--- PROBLEM TO SOLVE ---
If a line of the listing below contains the string "Salary", count it, then give the total by itself.

--- STORED DATA ---
● ● ●

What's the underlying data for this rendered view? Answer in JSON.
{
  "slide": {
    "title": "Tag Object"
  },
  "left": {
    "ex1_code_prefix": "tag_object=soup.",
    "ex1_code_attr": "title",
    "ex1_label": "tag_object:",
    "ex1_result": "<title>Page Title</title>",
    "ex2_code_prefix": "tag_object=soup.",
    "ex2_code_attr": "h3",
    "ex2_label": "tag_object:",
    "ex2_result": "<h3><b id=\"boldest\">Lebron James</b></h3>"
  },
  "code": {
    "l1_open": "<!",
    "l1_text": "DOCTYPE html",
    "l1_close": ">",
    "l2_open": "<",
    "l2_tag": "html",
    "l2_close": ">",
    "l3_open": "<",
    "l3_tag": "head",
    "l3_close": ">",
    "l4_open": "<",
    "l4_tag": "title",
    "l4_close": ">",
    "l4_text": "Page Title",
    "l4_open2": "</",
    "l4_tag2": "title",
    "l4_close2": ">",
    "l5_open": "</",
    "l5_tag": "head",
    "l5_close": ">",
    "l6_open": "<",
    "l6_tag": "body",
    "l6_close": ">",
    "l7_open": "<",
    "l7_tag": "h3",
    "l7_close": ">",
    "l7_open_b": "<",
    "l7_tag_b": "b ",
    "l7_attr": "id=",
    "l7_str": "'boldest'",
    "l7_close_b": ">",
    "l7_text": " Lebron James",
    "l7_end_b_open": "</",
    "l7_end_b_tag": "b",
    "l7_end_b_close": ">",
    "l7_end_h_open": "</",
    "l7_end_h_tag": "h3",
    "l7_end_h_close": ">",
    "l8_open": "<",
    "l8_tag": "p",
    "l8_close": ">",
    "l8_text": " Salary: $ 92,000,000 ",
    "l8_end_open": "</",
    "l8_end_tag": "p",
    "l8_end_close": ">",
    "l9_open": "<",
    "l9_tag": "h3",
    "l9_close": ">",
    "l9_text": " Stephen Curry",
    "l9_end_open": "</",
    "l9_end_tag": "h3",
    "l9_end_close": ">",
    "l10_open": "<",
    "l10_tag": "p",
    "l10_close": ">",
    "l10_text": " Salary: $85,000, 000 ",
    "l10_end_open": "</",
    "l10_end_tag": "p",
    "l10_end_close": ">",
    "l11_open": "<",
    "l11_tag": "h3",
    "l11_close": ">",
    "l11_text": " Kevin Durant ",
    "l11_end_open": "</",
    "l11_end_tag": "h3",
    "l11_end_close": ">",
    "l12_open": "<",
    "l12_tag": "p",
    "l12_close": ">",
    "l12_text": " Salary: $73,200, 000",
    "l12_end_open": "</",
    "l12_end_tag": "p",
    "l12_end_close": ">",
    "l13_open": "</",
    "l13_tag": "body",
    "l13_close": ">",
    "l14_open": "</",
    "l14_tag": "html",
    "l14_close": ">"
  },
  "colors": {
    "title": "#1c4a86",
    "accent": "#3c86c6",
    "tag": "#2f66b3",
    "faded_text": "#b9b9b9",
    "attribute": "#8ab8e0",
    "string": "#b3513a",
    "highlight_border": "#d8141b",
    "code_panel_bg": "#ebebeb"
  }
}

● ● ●

--- SOLUTION TO THIS EXERCISE ---
3